All along she depicted dedication and efforts to learn on quality seed selection, multiplication and knowledge from every word she spoke. Farmers in the team got motivated and termed her as a role model. They felt the need to be pioneers and saw a brighter future in their seed saving work by setting the same standards here in Kenya.
At her homestead stands a structure which serve as a seed bank for the family. Inside were different colours, shapes and sizes of different varieties of seeds. Over 40 varieties of beans, sorghum, millet and local vegetables. The seed bank is well organized and at the corner we saw records and a weighing balance which showed commonality in the operations of the family seed bank with the Kiziba Community seed bank.
We were lucky to receive a cup of a traditional porridge made from fermented millet from the seed bank. This is one way the family seed bank try to value add some of materials which does not qualify as seeds. We then visited another local seed bank which shared the same attributes like the others. The team left the destinations empowered, informed and motivated to strengthen and grow our seed saving work here in Kenya.
There is enough to harvest on 2000 m² field of Maina’s family despite shortage of rain and outbreak of army worm (Photo: Seed Savers Network)
Seed Savers Network and also our 2000 m² Team are happy to report that the idea of the 2000 m2 Field in Gilgil in Kenya has shown some potential in feeding households, especially at this period when Kenya has experienced production challenges due to shortage of rain and outbreak of army worm.
This marks the most difficult moment for farmers across Kenya as maize, which is their staple crop, was heavily attacked by this pest. It led to high harvest losses and crop failure. The national government through the Ministry of Agriculture intervened with a State Pest Control Programme. However, this only large scale farmers benefited from this programme. This situation neglected small-scale farmers such as Maina’s Family, which struggle the pest control difficulties.
The low maize production resulted in the import of maize grains and the introduction of subsidized maize flour by the Kenyan government. This was intended to fill the production deficit to match with the consumption needs. However, Maina’s family enjoyed Irish potatoes and continued to consume vegetables from their field. The surplus is sold which gives them an extra source of income and partially meets the household financial needs.
The Seed Savers Network is happy to see that the future of feeding the population lies in crop diversification and they would like to train many farmers to embrace the idea in their farming system. Despite these challenges, Maina’s family harvested 450 kilograms of potatoes, 100 kilograms of beans, continues to harvest carrots, kale, spinach, pepper, courgettes and other local vegetables – in addition amaranth, kahurura, comfrey, black nightshade and spider weed. The family uses the area which had maize furrow and is well covered with grass for feeding their livestock. Already, they have started with the primary cultivation and are ready for planting in the next season.
The Seed Savers Network is working closely together with Maina‘s family in order to establish another field for the coming season.
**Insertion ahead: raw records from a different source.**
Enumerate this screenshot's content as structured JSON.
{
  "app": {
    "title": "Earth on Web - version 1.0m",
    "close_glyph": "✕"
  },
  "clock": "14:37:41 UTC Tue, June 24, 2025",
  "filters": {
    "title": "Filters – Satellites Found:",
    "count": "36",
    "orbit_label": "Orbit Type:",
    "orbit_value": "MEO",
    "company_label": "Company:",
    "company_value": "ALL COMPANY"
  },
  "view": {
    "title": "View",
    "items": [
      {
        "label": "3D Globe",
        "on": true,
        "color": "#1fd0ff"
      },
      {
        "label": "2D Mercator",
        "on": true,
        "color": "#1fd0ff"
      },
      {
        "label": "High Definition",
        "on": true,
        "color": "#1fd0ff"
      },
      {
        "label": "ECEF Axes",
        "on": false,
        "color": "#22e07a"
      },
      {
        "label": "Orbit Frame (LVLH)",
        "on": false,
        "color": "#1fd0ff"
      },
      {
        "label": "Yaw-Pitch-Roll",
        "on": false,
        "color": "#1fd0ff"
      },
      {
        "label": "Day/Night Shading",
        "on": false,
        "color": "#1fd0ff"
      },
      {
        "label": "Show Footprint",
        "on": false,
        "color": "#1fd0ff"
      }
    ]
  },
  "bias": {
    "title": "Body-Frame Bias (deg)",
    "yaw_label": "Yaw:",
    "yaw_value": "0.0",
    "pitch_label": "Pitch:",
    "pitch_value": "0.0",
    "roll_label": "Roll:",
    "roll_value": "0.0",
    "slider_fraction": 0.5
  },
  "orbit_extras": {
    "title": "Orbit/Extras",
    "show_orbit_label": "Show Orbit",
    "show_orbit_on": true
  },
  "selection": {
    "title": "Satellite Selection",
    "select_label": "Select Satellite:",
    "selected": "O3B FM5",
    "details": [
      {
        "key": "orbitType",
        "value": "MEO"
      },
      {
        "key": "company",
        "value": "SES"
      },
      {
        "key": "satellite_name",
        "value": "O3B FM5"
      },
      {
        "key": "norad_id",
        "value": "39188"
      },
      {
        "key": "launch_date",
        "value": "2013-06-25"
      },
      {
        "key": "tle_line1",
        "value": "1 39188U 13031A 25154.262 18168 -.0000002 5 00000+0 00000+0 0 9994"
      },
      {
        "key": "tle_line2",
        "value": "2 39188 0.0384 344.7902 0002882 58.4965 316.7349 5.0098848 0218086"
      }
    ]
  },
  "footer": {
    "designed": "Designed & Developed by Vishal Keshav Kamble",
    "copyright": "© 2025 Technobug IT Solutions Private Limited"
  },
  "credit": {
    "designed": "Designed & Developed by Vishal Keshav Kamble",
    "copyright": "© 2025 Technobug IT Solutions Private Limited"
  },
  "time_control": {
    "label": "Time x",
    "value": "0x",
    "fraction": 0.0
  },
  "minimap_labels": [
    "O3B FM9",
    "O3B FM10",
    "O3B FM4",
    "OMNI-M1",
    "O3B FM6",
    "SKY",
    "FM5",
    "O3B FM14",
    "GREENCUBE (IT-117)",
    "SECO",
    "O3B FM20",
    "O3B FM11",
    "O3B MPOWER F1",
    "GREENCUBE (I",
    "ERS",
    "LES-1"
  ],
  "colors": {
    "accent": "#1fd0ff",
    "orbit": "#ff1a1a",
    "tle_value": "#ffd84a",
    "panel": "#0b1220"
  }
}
Soon they will be visiting them to deliver some seeds for planting.
2000 m² field of Maina`s family in Gilgil (photo: Seed Savers Network)
Their dream is to set a demonstration garden where Maina’s neighbours can come to learn and embrace the idea of diversified cultivation practices. The Seed Savers Network is looking forward to invest more on this idea and establish more 2000 m2 gardens across the country to serve as training centers for crop diversification which will enhance attainment of our agro-biodiversity conservation Mission.
We would like to thank the Seed Savers Network for the important work they are doing and spreading the idea of diversity in agriculture to promote food security.